3. Another major challenge is our lack of understanding of the prevalence and landscape of ME/CFS, which is largely due to the difficulty in diagnosing the disease. The search for precise molecular biomarkers is a great opportunity afforded by this research program, which would be accelerated through multi-omics approaches in large patient cohorts. Current estimates of the prevalence of ME/CFS vary widely (800,000 to 2.5 million cases in the US) due to varying diagnostic and data collection methods. There is an opportunity here to improve these estimates based on modernized methods and community-defined standards, including criteria specified in the 2015 Institute of Medicine Report, and by considering questionnaire-based responses like the Avon Longitudinal Study of Parents and Children (ALSPAC) birth cohort in the United Kingdom (Collin et al., 2016).
4. Because of these complex scientific challenges, ME/CFS research presents an excellent opportunity for developing and piloting novel methods and technologies in discovering biomarkers, elucidating disease mechanisms, and revealing therapeutic possiblities. The methods we need to understand this complex disease may very well not exist yet. Engineering and technology development efforts towards highly sensitive, quantitative molecular profiling and/or measuring novel cellular properties, as well as novel computational analyses that integrate multiple datatypes to define disease mechanisms, should be encouraged. Again, it is highly likely that such efforts will prove useful in the study of other diseases, be they infectious, genetic, or complex in origin.
5. Beyond scientific considerations, we would like to note several programmatic considerations that we believe are key for rapid progress. Long-term studies of patients are absolutely essential. Such a mechanism has proven effective in the NIGMS Glue Grants described above.

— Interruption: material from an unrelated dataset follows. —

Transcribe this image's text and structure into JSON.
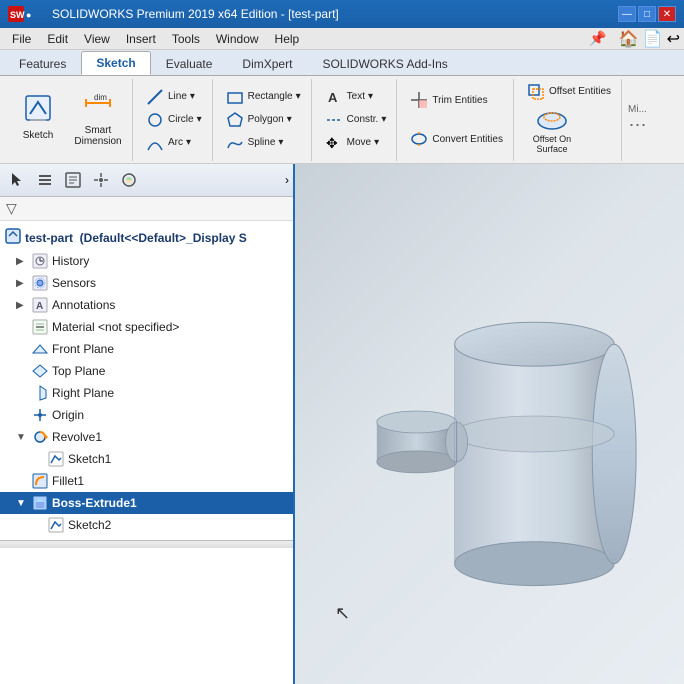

6. Moreover, maintaining an open structure in RFAs will allow scientists to develop and refine their hypotheses as research progresses, as appropriate for the unknown/uncertain nature of the field. As highlighted in several places above, the opportunities for collaborative efforts within and beyond the ME/CFS research community to understand and treat this disease are numerous. There are numerous experts spread across the world, each taking their own approaches based on their own expertise. We believe future funding programs should not only encourage, but establish frameworks for highly collaborative data sharing and strategizing that bring together researchers and clinicians. All data should be made publicly available as early as possible (even before publication), in both raw and accessible formats. This will not only facilitate collaboration (for example by encouraging biocomputing experts to engage with the data) and integrative analyses, but also empower patients to understand more about their disease and what progress is being made. As we have all seen, the ME/CFS patient community is extremely active, engaged, and eager for actionable results.
We thank you once again for the opportunity to provide input on this matter, and look forward to the new strategies for ME/CFS research efforts put forth by this working group.
Ronald W. Davis, Ph.D.
Professor of Biochemistry and Genetics, Stanford University
Director, Stanford Chronic Fatigue Syndrome Research Center and Stanford Genome Technology Center
Director, Scientific Advisory Board, Open Medicine Foundation
This letter was sent to NIH in response to their RFI, a request for information, on what NIH should do about studying ME/CFS in the future.